It’s Your Money Column – What to Do with an Inheritance

Question: I just learned that I will inherit $25,000. I’m 54 and single – any suggestions for what I could do with this money?

Answer: Since I don’t know how well you are prepared for retirement, here are some general suggestions for you to consider.

This would be a good time to look at your entire financial situation including emergency funds, insurance, investments, retirement and estate plans. If you have never been to a financial planner, this may be the right time.

Establish a money market mutual fund account. These accounts often pay higher returns than savings accounts and certificates of deposit at banks and credit unions. There is no maturity date, so you can get your money out any time without paying a penalty. The mutual fund allows you to pay large expenses by writing checks of at least $250 or $500. Your money is invested in safe investments such as Treasury securities. The interest rate that you earn will fluctuate depending upon the going rate for Treasuries and large certificates of deposit. Check the Wall Street Journal for current interest rates.
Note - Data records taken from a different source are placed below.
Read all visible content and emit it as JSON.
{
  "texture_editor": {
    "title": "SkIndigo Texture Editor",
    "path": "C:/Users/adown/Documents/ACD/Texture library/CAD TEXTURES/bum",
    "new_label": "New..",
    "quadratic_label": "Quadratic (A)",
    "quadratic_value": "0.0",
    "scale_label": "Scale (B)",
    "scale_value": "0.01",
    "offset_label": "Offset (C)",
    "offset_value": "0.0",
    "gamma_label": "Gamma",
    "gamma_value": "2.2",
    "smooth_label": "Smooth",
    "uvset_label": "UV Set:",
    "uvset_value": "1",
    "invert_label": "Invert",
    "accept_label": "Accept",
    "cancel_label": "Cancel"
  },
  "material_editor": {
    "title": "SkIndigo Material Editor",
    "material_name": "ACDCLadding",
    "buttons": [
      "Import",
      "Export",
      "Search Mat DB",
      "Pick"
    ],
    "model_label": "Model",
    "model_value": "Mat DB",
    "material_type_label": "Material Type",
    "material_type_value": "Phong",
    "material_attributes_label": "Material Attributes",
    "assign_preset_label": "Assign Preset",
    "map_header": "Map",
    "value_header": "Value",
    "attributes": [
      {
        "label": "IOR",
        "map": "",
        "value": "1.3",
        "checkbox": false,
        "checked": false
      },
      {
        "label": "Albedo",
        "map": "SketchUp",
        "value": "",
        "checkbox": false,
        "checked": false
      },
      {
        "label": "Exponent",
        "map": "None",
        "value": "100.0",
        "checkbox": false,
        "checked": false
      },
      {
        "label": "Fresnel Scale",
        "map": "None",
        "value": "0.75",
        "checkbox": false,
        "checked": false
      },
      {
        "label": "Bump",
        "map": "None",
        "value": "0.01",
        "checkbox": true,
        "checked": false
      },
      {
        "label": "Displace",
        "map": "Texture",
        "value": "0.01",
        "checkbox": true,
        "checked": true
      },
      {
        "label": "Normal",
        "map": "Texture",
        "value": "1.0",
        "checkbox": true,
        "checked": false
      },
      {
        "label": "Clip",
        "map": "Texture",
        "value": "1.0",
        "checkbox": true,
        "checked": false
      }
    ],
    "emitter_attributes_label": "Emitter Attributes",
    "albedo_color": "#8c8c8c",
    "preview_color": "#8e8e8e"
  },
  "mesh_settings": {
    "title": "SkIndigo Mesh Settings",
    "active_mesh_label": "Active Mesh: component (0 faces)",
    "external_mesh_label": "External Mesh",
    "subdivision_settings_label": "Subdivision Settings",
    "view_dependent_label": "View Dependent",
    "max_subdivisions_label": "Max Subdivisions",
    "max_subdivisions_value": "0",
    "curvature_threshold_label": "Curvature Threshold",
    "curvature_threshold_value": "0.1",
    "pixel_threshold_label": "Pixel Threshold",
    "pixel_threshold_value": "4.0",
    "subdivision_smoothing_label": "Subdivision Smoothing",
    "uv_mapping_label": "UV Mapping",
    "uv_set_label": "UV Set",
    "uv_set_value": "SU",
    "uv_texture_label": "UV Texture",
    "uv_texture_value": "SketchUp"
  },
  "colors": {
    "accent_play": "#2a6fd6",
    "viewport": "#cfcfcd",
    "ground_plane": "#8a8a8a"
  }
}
If your employer offers retirement accounts, especially if your contributions will be matched, establish a retirement account with some of your inheritance. If you have already taken advantage of these retirement accounts, open a Roth individual retirement account, or IRA. Once you establish a Roth IRA, your earnings will grow tax-free. You will not pay tax when you withdraw from this account if you keep it for five years. The current maximum contribution to a Roth IRA in 2002 is $3,000, but because you are over 50, you can add an additional $500. In 2005, the maximum contribution will be raised to $4,000. In 2006, your age allows you to contribute $4,000 plus an additional $1,000; in 2008, the maximum contribution reaches $5,000 (which would be $6,000 for everyone over 50).

I suggest that you use your remaining funds to invest in a balanced mutual fund (also called a domestic hybrid fund). Check out the Morningstar FundInvestor publication at the library. Read it carefully and make sure you understand the criteria that this publication uses to describe the 500 funds covered. Look carefully at the section called "Domestic Hybrid." This category covers funds that generally include both stocks and bonds in their holdings. When you decide which fund is right for you, implement your choice by calling the fund’s toll-free number listed in the back of Morningstar FundInvestor.